Top of Data to examine

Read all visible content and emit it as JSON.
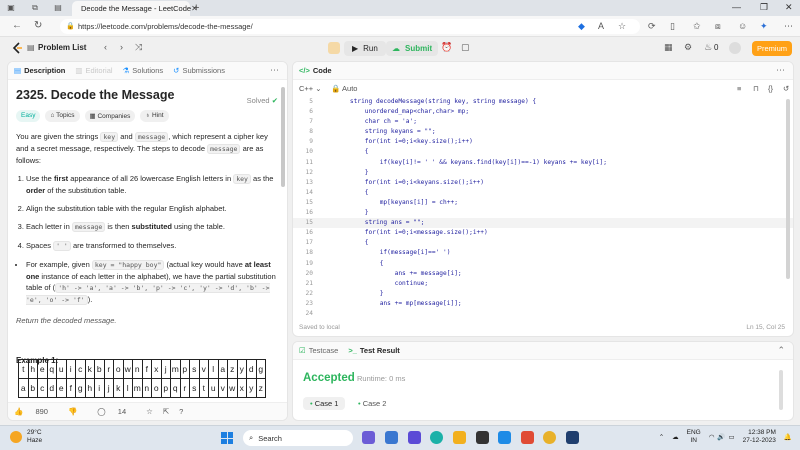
{
  "browser": {
    "tab_title": "Decode the Message - LeetCode",
    "url": "https://leetcode.com/problems/decode-the-message/"
  },
  "header": {
    "problem_list": "Problem List",
    "run": "Run",
    "submit": "Submit",
    "streak": "0",
    "premium": "Premium"
  },
  "left": {
    "tabs": [
      "Description",
      "Editorial",
      "Solutions",
      "Submissions"
    ],
    "title": "2325. Decode the Message",
    "solved": "Solved",
    "chips": [
      "Easy",
      "Topics",
      "Companies",
      "Hint"
    ],
    "intro_1": "You are given the strings ",
    "intro_key": "key",
    "intro_2": " and ",
    "intro_message": "message",
    "intro_3": ", which represent a cipher key and a secret message, respectively. The steps to decode ",
    "intro_message2": "message",
    "intro_4": " are as follows:",
    "step1_a": "Use the ",
    "step1_b": "first",
    "step1_c": " appearance of all 26 lowercase English letters in ",
    "step1_key": "key",
    "step1_d": " as the ",
    "step1_e": "order",
    "step1_f": " of the substitution table.",
    "step2": "Align the substitution table with the regular English alphabet.",
    "step3_a": "Each letter in ",
    "step3_msg": "message",
    "step3_b": " is then ",
    "step3_c": "substituted",
    "step3_d": " using the table.",
    "step4_a": "Spaces ",
    "step4_code": "' '",
    "step4_b": " are transformed to themselves.",
    "bullet_a": "For example, given ",
    "bullet_code1": "key = \"happy boy\"",
    "bullet_b": " (actual key would have ",
    "bullet_c": "at least one",
    "bullet_d": " instance of each letter in the alphabet), we have the partial substitution table of (",
    "bullet_code2": "'h' -> 'a', 'a' -> 'b', 'p' -> 'c', 'y' -> 'd', 'b' -> 'e', 'o' -> 'f'",
    "bullet_e": ").",
    "return_text": "Return the decoded message.",
    "example_title": "Example 1:",
    "grid_row1": [
      "t",
      "h",
      "e",
      "q",
      "u",
      "i",
      "c",
      "k",
      "b",
      "r",
      "o",
      "w",
      "n",
      "f",
      "x",
      "j",
      "m",
      "p",
      "s",
      "v",
      "l",
      "a",
      "z",
      "y",
      "d",
      "g"
    ],
    "grid_row2": [
      "a",
      "b",
      "c",
      "d",
      "e",
      "f",
      "g",
      "h",
      "i",
      "j",
      "k",
      "l",
      "m",
      "n",
      "o",
      "p",
      "q",
      "r",
      "s",
      "t",
      "u",
      "v",
      "w",
      "x",
      "y",
      "z"
    ],
    "likes": "890",
    "comments": "14"
  },
  "code": {
    "tab": "Code",
    "language": "C++",
    "auto": "Auto",
    "lines": [
      {
        "n": "5",
        "t": "    string decodeMessage(string key, string message) {"
      },
      {
        "n": "6",
        "t": "        unordered_map<char,char> mp;"
      },
      {
        "n": "7",
        "t": "        char ch = 'a';"
      },
      {
        "n": "8",
        "t": "        string keyans = \"\";"
      },
      {
        "n": "9",
        "t": "        for(int i=0;i<key.size();i++)"
      },
      {
        "n": "10",
        "t": "        {"
      },
      {
        "n": "11",
        "t": "            if(key[i]!= ' ' && keyans.find(key[i])==-1) keyans += key[i];"
      },
      {
        "n": "12",
        "t": "        }"
      },
      {
        "n": "13",
        "t": "        for(int i=0;i<keyans.size();i++)"
      },
      {
        "n": "14",
        "t": "        {"
      },
      {
        "n": "15",
        "t": "            mp[keyans[i]] = ch++;"
      },
      {
        "n": "16",
        "t": "        }"
      },
      {
        "n": "15",
        "t": "        string ans = \"\";"
      },
      {
        "n": "16",
        "t": "        for(int i=0;i<message.size();i++)"
      },
      {
        "n": "17",
        "t": "        {"
      },
      {
        "n": "18",
        "t": "            if(message[i]==' ')"
      },
      {
        "n": "19",
        "t": "            {"
      },
      {
        "n": "20",
        "t": "                ans += message[i];"
      },
      {
        "n": "21",
        "t": "                continue;"
      },
      {
        "n": "22",
        "t": "            }"
      },
      {
        "n": "23",
        "t": "            ans += mp[message[i]];"
      },
      {
        "n": "24",
        "t": ""
      },
      {
        "n": "25",
        "t": "        }"
      }
    ],
    "saved": "Saved to local",
    "position": "Ln 15, Col 25"
  },
  "test": {
    "tab_testcase": "Testcase",
    "tab_result": "Test Result",
    "status": "Accepted",
    "runtime": "Runtime: 0 ms",
    "cases": [
      "Case 1",
      "Case 2"
    ]
  },
  "taskbar": {
    "temp": "29°C",
    "weather": "Haze",
    "search": "Search",
    "lang1": "ENG",
    "lang2": "IN",
    "time": "12:38 PM",
    "date": "27-12-2023"
  },
  "colors": {
    "accent": "#ffa116",
    "accepted": "#2db55d",
    "easy": "#00af9b"
  }
}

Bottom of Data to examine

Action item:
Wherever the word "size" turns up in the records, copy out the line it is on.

Response box:
        "t": "        for(int i=0;i<key.size();i++)"
        "t": "        for(int i=0;i<keyans.size();i++)"
        "t": "        for(int i=0;i<message.size();i++)"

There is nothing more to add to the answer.